INAF is working on the construction of large research infrastructures like the SRT (Sardinia Radio Telescope), with ASI, and the LBT (Large Binocular Telescope) in Arizona, with the Americans and Germans. It maintains, and makes available to the community, the Telescopio Nazionale Galileo in the Canaries, has completed the construction of the VST (VLT Survey Telescope) that has started to operate at the ESO observatory in the Chilean Andes, and contributes to the upgrade of scientific instrumentation at the Very Large Telescope. INAF also contributes to ESA's Cosmic Vision with participation in all the projects currently selected. INAF is also busy in programs that will define the future of astronomy and astrophysics: E-ELT, a gigantic 42 metre telescope, SKA (Square Kilometre Array), a system of over 1,500 radio antennas that together will make the largest radio telescope ever constructed, and for which the government has proposed Rome as the project headquarters. The agreement for the construction and installation of HARPS on the Galileo telescope is currently being drafted. HARPS is the most powerful "hunter" of extra-solar planets, and currently operates only in the southern hemisphere. Italy would then have an extremely precious instrument in the search for Earth-like planets in the northern hemisphere. The search for such planets in the habitable zone of their stars is among the most promising and exciting fields of research for the near future.

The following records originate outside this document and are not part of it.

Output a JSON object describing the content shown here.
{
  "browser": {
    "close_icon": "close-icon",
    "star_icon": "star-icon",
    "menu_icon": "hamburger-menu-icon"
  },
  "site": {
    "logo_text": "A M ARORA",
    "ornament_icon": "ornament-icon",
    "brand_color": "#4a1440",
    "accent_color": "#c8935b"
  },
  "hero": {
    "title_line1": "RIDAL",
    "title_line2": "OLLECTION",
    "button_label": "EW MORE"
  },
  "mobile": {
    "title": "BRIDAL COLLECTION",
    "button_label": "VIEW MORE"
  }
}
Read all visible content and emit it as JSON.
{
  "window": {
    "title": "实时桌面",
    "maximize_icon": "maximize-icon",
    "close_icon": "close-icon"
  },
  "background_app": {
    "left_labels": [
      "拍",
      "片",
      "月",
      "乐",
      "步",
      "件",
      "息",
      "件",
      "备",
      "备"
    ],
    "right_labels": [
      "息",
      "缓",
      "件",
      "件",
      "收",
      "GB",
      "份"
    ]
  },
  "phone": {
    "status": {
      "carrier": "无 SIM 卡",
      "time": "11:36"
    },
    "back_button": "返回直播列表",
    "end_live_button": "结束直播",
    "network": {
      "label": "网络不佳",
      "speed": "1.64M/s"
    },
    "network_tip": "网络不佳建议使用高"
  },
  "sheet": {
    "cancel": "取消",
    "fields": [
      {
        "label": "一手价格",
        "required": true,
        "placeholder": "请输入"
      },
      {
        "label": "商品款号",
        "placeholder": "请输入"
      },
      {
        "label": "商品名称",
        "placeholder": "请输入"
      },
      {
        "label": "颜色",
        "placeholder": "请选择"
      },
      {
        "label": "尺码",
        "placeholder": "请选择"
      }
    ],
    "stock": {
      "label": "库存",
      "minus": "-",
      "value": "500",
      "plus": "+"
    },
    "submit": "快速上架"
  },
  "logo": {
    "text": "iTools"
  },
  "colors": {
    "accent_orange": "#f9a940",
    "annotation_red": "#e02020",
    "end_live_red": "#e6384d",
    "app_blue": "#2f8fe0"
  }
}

MeerKAT+: the MeerKAT Extension

Feb 21, 2024

MeerKAT+: the MeerKAT Extension The handover of the first dish of the MeerKAT extension signals an important milestone for the SKA-MID construction

The first discoveries of the Webb space telescope in Rome: public lecture on 29 February

Feb 21, 2024

The first discoveries of the Webb space telescope in Rome: public lecture on 29 February On Thursday 29 February at 6 pm, Prof. Roberto Maiolino of the University of Cambridge (UK) will hold a public lecture on the theme "The invisible Universe revealed by the James Webb Space Telescope" at the Department of Physics of Sapienza University of Rome

The AGILE satellite re-entered the atmosphere

Feb 14, 2024

The AGILE satellite re-entered the atmosphere After 17 years of thriving operations, the AGILE Italian scientific satellite re-entered the atmosphere, thus ending its intense activity as a hunter of some of the most energetic cosmic sources in the Universe that emit gamma and X-rays